A couple issues of importance to the Jewish community.
Eugene Volokh reports that the NAACP is suing a Jewish-run dental and health clinc because it closes on Saturday. This, apparently, amounts to the imposition of Jewish religion on the clinic's patrons (most of whom are poor minorities). If ever there was a case of Christian normativity screaming for recognition, this was it. And of course, this certainly does not help revive the faltering Jewish/Black relationship.
Also over at the VC, David Bernstein reports on the mechanics of Columbia University's speech invitation to Mahmoud Ahmadinejad. It fell through, but it is ironic that the prestigious university invited an on-the-record Holocaust denier to speak on Rosh Hashanah.
Via my colleagues at The Moderate Voice, another thinker (Ed Lasky) proposes that it is time for Jews to join the GOP. It follows the usual pattern--cite the Democratic anti-Israel far left for anecdotal evidence, and show that Republicans are generally more reflexively pro-Israel than Democrats are. The problems are multiple. As TDL readers know, I keep a wary eye on said left fringe, and would just as soon see them take their illiberal views to another party. But it is facile to say it is controlling. In a caucus that contains over 200 members, Lasky never cites an anti-Israel vote that broke even 50 Democrats. Democratic foreign policy elites--with a few exceptions--continue to be strong on Israel issues. And the poll data Lasky cites still shows a strong plurality of Democratic voters who support Israel over its enemies. Moreover, Lasky skates over (to say the least) the fact that many of the worst offenders on the Israel issue were defeated in Democratic primaries when Jewish voters raised their ire (Earl Hillard and Cynthia McKinney--twice). More fundamentally, while Jews trend strongly pro-Israel, that does not mean we request blind loyalty or single-minded trumpeting of "do-whatever-it-takes" tactics. Because Jews have a personal stake in this conflict, we are more likely to want to see a stable, lasting, just peace. This does not mean that we are any less pro-Israel, but it does mean that most of us would not object to a provision (called for by minority leader Nancy Pelosi and criticized by Lasky) asking that Israel do its best to limit civilian casualties. In addition to simply being the moral thing to do, every innocent who dies in this conflict adds fuel to the fire and makes it less likely that a moderate consensus will coalesce in the Arab world that respects Israel's sovereignity and security concerns. In other words, being "pro-Israel" doesn't necessarily mean what

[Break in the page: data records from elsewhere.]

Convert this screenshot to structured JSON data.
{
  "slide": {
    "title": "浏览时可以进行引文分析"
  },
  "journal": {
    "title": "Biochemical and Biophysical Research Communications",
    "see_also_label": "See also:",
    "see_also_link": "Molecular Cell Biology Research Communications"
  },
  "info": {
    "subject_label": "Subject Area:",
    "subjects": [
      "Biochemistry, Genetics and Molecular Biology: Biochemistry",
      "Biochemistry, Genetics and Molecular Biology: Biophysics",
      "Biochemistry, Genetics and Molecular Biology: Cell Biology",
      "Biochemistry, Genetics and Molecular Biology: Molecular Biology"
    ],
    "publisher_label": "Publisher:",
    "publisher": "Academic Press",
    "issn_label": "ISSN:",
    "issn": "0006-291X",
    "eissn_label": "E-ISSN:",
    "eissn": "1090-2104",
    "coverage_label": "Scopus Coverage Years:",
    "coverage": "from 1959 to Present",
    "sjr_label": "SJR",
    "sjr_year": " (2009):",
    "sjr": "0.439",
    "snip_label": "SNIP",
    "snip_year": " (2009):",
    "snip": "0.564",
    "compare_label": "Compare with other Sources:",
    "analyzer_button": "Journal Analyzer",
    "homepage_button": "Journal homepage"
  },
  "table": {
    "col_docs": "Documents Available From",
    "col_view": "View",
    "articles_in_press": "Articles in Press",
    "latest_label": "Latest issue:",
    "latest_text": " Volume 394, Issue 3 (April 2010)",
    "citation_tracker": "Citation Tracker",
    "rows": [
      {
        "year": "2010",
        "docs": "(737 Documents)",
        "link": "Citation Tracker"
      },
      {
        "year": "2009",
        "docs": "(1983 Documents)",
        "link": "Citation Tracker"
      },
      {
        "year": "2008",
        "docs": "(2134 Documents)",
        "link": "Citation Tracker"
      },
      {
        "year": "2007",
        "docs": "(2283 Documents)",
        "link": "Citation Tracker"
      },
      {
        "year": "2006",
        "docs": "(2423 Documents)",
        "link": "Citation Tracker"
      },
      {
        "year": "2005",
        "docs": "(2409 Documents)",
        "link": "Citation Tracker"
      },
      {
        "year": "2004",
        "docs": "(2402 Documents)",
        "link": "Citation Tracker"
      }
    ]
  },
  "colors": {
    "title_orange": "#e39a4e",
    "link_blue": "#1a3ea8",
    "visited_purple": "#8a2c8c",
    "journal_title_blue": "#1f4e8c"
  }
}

But far and away the biggest flaw in Lasky's analysis is that he inexplicably thinks of Jews as single-issue voters. But of course, there are many issues of importance to Jews, of which Israel is but one. The Jewish community has and continues to have a broadly liberal consensus on a variety of issues, which also keeps us firmly Democratic camp. Israel isn't even the only issue that affects Jews qua Jews in America. At least as important to us is issues of Church/State separation, the abandonment of which would rapidly make us second-class citizens in our own country. The Republican record on this issue is, to say the least, abysmal. Indeed, numerical fringes not withstanding (and recall, you can find them among Republicans too--Pat Buchanan rises to mind), Jews right now have the best of both worlds--both parties reflect a broadly pro-Israel consensus, so Jews can comfortably vote on the basis of other issues of concern--like economic justice, church/state separation, civil rights, etc.. On those issues, Democrats remain clearly in command from a Jewish perspective. Republicans will never get our votes unless and until they realize we aren't single-issue Israel zombies.
Phoebe Maltz has a great post on Jewish neo-conservatives (and "neo-conservatives").
Happy Rosh Hashanah!